And make no mistake, the culture of any country is a localised thing – and the fundamental inappropriateness of a localised view is accelerating as economies and communications become ever more global in scope.

Make no mistake, too, that any propagandized notion of what a culture is, is false. Cultures are built on shifting sands.

The people who’d profess to be leaders – politicians in the main – who invoke anything to do with patriotism are always out for their own aggrandisement – the only thing that varies is how well they disguise it and how long it takes for the truth to come out. They always do damage: invoking divisions always does and always will. The damage can be horrendous – war, genocide, slaughter – or ‘just’ the creation of mistrust, the emphasis of difference. Even if you want to downplay the damage these people cause as they seek to gain power, any ‘leader’ invoking an inward-looking parochialism when globalism is a simple, bald fact of everyday life will do those being led no favours at all.

Applied Intelligence

The relentless chain of April showers continues. The wisdom is, ride out in to a headwind, back with a tailwind. Today, I could look west, where the rain’s coming from, and see a clear spell followed by shower clouds. So I set off heading east and got a good way towards Maidenhead before starting to loop around below Reading.

Photo: Shower clouds over South Oxfordshire
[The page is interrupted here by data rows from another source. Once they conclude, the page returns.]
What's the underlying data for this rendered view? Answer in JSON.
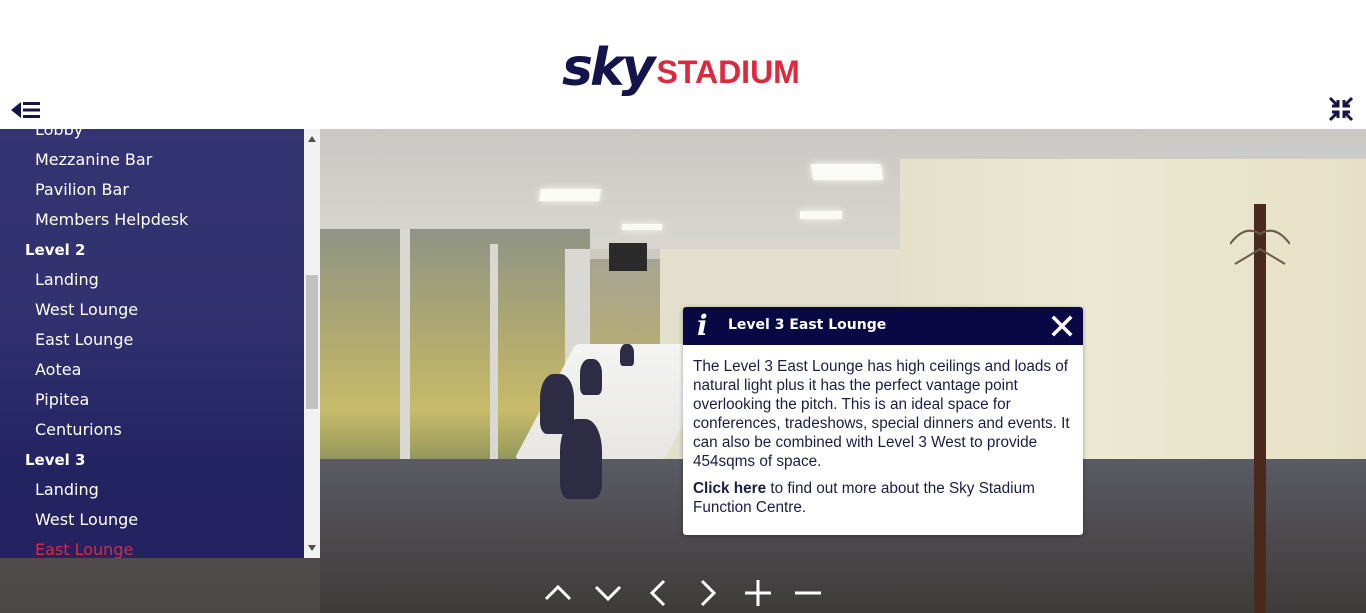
{
  "header": {
    "logo_sky": "sky",
    "logo_stadium": "STADIUM",
    "brand_navy": "#14144a",
    "brand_red": "#e0283c"
  },
  "sidebar": {
    "items": [
      {
        "label": "Lobby",
        "type": "item"
      },
      {
        "label": "Mezzanine Bar",
        "type": "item"
      },
      {
        "label": "Pavilion Bar",
        "type": "item"
      },
      {
        "label": "Members Helpdesk",
        "type": "item"
      },
      {
        "label": "Level 2",
        "type": "heading"
      },
      {
        "label": "Landing",
        "type": "item"
      },
      {
        "label": "West Lounge",
        "type": "item"
      },
      {
        "label": "East Lounge",
        "type": "item"
      },
      {
        "label": "Aotea",
        "type": "item"
      },
      {
        "label": "Pipitea",
        "type": "item"
      },
      {
        "label": "Centurions",
        "type": "item"
      },
      {
        "label": "Level 3",
        "type": "heading"
      },
      {
        "label": "Landing",
        "type": "item"
      },
      {
        "label": "West Lounge",
        "type": "item"
      },
      {
        "label": "East Lounge",
        "type": "item",
        "active": true
      }
    ]
  },
  "popup": {
    "title": "Level 3 East Lounge",
    "body": "The Level 3 East Lounge has high ceilings and loads of natural light plus it has the perfect vantage point overlooking the pitch. This is an ideal space for conferences, tradeshows, special dinners and events. It can also be combined with Level 3 West to provide 454sqms of space.",
    "link_label": "Click here",
    "link_suffix": " to find out more about the Sky Stadium Function Centre."
  },
  "icons": {
    "menu_toggle": "menu-collapse-icon",
    "fullscreen": "fullscreen-exit-icon",
    "close": "close-icon",
    "info": "info-icon",
    "nav": [
      "up-arrow-icon",
      "down-arrow-icon",
      "left-arrow-icon",
      "right-arrow-icon",
      "zoom-in-icon",
      "zoom-out-icon"
    ]
  }
}
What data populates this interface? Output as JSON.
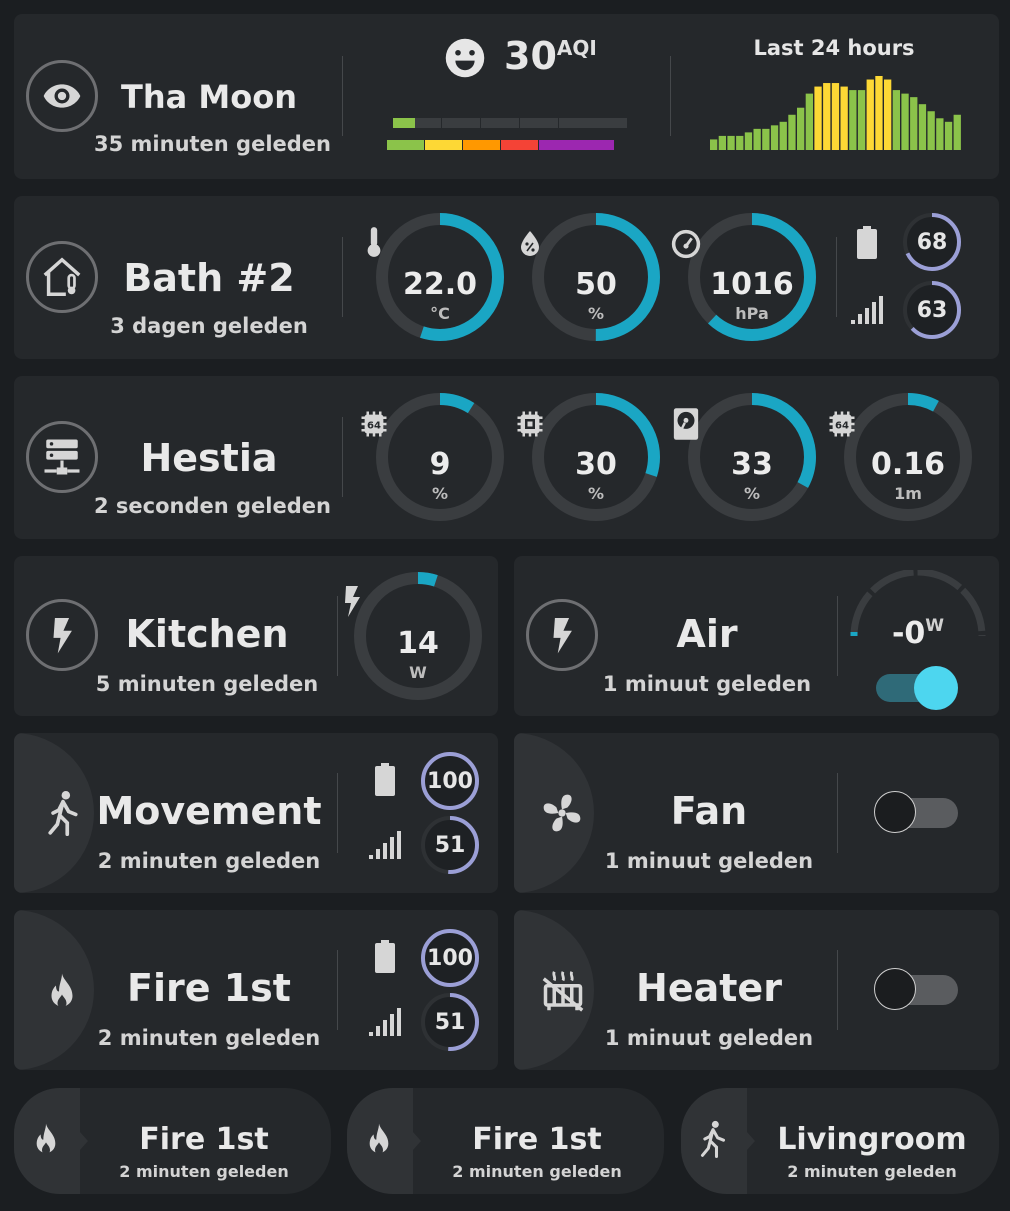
{
  "moon": {
    "name": "Tha Moon",
    "subtitle": "35 minuten geleden",
    "aqi_value": "30",
    "aqi_unit": "AQI",
    "history_title": "Last 24 hours",
    "history": [
      3,
      4,
      4,
      4,
      5,
      6,
      6,
      7,
      8,
      10,
      12,
      16,
      18,
      19,
      19,
      18,
      17,
      17,
      20,
      21,
      20,
      17,
      16,
      15,
      13,
      11,
      9,
      8,
      10
    ],
    "history_colors": [
      "#8bc34a",
      "#8bc34a",
      "#8bc34a",
      "#8bc34a",
      "#8bc34a",
      "#8bc34a",
      "#8bc34a",
      "#8bc34a",
      "#8bc34a",
      "#8bc34a",
      "#8bc34a",
      "#8bc34a",
      "#fdd835",
      "#fdd835",
      "#fdd835",
      "#fdd835",
      "#8bc34a",
      "#8bc34a",
      "#fdd835",
      "#fdd835",
      "#fdd835",
      "#8bc34a",
      "#8bc34a",
      "#8bc34a",
      "#8bc34a",
      "#8bc34a",
      "#8bc34a",
      "#8bc34a",
      "#8bc34a"
    ],
    "scale_colors": [
      "#8bc34a",
      "#fdd835",
      "#ff9800",
      "#f44336",
      "#9c27b0"
    ]
  },
  "bath": {
    "name": "Bath #2",
    "subtitle": "3 dagen geleden",
    "temperature": {
      "value": "22.0",
      "unit": "°C",
      "fraction": 0.55
    },
    "humidity": {
      "value": "50",
      "unit": "%",
      "fraction": 0.5
    },
    "pressure": {
      "value": "1016",
      "unit": "hPa",
      "fraction": 0.62
    },
    "battery": "68",
    "battery_fraction": 0.68,
    "signal": "63",
    "signal_fraction": 0.63
  },
  "hestia": {
    "name": "Hestia",
    "subtitle": "2 seconden geleden",
    "gauges": [
      {
        "value": "9",
        "unit": "%",
        "fraction": 0.09
      },
      {
        "value": "30",
        "unit": "%",
        "fraction": 0.3
      },
      {
        "value": "33",
        "unit": "%",
        "fraction": 0.33
      },
      {
        "value": "0.16",
        "unit": "1m",
        "fraction": 0.08
      }
    ]
  },
  "kitchen": {
    "name": "Kitchen",
    "subtitle": "5 minuten geleden",
    "value": "14",
    "unit": "W",
    "fraction": 0.05
  },
  "air": {
    "name": "Air",
    "subtitle": "1 minuut geleden",
    "value": "-0",
    "unit": "W",
    "toggle_on": true
  },
  "movement": {
    "name": "Movement",
    "subtitle": "2 minuten geleden",
    "battery": "100",
    "battery_fraction": 1.0,
    "signal": "51",
    "signal_fraction": 0.51
  },
  "fan": {
    "name": "Fan",
    "subtitle": "1 minuut geleden",
    "toggle_on": false
  },
  "fire": {
    "name": "Fire 1st",
    "subtitle": "2 minuten geleden",
    "battery": "100",
    "battery_fraction": 1.0,
    "signal": "51",
    "signal_fraction": 0.51
  },
  "heater": {
    "name": "Heater",
    "subtitle": "1 minuut geleden",
    "toggle_on": false
  },
  "pills": [
    {
      "name": "Fire 1st",
      "subtitle": "2 minuten geleden"
    },
    {
      "name": "Fire 1st",
      "subtitle": "2 minuten geleden"
    },
    {
      "name": "Livingroom",
      "subtitle": "2 minuten geleden"
    }
  ],
  "colors": {
    "accent": "#1aa6c4",
    "track": "#3a3d40",
    "ring_lavender": "#9b9fd6",
    "toggle_on": "#4dd6ef"
  }
}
April Showers ...

By that time the clouds were piling up and sure enough I hit a shower near Shurlock Row but the smart thing was that I was riding in to it. That meant I was riding through it – and yay, it wasn’t long before I was in the dry again. OK, that meant riding into a headwind as I was heading home, complete with rain in the face, but that’s far better than riding for a long spell with a shower cloud following you, dumping on you.

OK, that’s not the greatest insight ever afforded to mankind, but I was pleased to have thought of it and even more pleased to have acted on it: going against conventional wisdom is never as easy as it ought to be.

Perhaps ‘conventional wisdom’ is a red herring of a juxtaposition; too much of what we do does no-one any favours. Well, no-one but those who profit from the status quo. Perhaps we should consider it akin to ‘sex and violence’ – a conjoining no more or less valid than ‘corruption and politics’ or ‘perversion and religion’.

If yesterday saw a mild but persistent case of the ‘if only’ blues, then why aren’t I celebrating my good fortune today? There should be an equivalent ‘didn’t I do well’ sense of satisfaction. Once again, I’m wholly unsure whether that’s just me or something more common. It seems easier to remember failures than successes, the bad than the good. But then again, perhaps writing about it is a mild celebration.